* [What to work on]:
The answer must consist of each line below that contains the word "Vaibhav", copied in full.

* [Supplied records]:

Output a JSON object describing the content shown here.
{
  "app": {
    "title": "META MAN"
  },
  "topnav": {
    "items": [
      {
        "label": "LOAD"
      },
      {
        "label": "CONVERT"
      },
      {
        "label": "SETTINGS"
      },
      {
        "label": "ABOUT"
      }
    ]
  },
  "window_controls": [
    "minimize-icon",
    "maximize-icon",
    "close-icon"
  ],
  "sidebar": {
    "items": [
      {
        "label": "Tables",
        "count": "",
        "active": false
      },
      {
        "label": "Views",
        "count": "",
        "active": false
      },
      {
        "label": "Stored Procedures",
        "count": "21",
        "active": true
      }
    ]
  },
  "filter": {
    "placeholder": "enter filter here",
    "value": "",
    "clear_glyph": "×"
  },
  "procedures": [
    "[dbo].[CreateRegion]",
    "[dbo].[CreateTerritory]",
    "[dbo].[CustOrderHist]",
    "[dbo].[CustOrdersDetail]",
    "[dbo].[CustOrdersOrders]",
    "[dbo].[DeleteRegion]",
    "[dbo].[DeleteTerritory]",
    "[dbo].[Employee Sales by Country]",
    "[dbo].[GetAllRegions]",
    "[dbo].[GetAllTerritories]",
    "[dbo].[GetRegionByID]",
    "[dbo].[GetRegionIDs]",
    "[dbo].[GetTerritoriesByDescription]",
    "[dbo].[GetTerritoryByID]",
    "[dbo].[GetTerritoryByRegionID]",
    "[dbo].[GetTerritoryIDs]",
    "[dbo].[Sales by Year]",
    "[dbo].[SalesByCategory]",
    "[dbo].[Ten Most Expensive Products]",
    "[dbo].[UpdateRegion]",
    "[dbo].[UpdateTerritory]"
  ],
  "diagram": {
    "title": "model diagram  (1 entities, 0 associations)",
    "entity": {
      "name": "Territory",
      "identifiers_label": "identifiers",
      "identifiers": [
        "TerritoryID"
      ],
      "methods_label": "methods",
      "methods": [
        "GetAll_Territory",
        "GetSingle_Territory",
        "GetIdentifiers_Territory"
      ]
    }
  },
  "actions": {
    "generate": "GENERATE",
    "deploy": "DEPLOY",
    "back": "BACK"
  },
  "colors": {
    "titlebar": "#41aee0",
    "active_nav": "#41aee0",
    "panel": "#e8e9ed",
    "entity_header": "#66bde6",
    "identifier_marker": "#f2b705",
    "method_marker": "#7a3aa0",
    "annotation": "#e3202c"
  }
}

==

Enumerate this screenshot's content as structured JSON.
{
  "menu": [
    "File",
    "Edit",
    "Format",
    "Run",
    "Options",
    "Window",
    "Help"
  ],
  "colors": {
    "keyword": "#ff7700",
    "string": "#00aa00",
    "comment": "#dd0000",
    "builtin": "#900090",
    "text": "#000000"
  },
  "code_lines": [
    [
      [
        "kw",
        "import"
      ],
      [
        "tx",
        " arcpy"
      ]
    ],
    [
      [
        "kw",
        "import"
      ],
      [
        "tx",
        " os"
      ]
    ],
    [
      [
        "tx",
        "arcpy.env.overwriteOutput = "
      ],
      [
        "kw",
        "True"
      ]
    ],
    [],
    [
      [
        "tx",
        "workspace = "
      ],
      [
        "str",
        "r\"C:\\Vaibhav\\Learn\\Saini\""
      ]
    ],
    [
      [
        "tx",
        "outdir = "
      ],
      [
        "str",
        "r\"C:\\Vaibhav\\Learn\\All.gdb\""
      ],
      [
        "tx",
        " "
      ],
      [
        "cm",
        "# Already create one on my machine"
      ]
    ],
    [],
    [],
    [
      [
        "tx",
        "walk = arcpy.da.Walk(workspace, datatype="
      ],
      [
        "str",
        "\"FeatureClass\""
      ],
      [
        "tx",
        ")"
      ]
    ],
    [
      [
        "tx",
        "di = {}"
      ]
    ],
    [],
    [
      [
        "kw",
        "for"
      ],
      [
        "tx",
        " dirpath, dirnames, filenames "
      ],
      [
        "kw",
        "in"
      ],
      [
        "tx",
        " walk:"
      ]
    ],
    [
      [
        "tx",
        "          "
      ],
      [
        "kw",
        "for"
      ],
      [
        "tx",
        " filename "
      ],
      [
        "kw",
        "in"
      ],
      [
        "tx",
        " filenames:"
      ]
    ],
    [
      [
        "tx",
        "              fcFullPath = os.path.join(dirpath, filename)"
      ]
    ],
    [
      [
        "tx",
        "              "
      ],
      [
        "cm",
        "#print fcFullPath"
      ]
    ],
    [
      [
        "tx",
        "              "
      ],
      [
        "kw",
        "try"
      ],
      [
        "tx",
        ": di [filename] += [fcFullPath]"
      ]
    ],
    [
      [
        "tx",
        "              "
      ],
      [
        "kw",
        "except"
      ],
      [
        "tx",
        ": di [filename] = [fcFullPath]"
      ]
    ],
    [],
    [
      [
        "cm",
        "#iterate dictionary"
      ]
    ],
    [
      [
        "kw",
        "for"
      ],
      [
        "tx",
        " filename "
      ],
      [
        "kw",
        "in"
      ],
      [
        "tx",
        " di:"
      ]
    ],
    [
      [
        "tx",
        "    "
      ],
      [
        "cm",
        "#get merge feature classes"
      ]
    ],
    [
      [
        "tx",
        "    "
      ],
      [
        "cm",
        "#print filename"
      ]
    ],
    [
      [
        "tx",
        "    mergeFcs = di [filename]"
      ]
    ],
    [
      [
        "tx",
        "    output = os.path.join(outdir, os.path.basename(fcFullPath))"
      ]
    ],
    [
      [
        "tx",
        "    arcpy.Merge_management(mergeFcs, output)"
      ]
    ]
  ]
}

* [Answer]:
        "r\"C:\\Vaibhav\\Learn\\Saini\""
        "r\"C:\\Vaibhav\\Learn\\All.gdb\""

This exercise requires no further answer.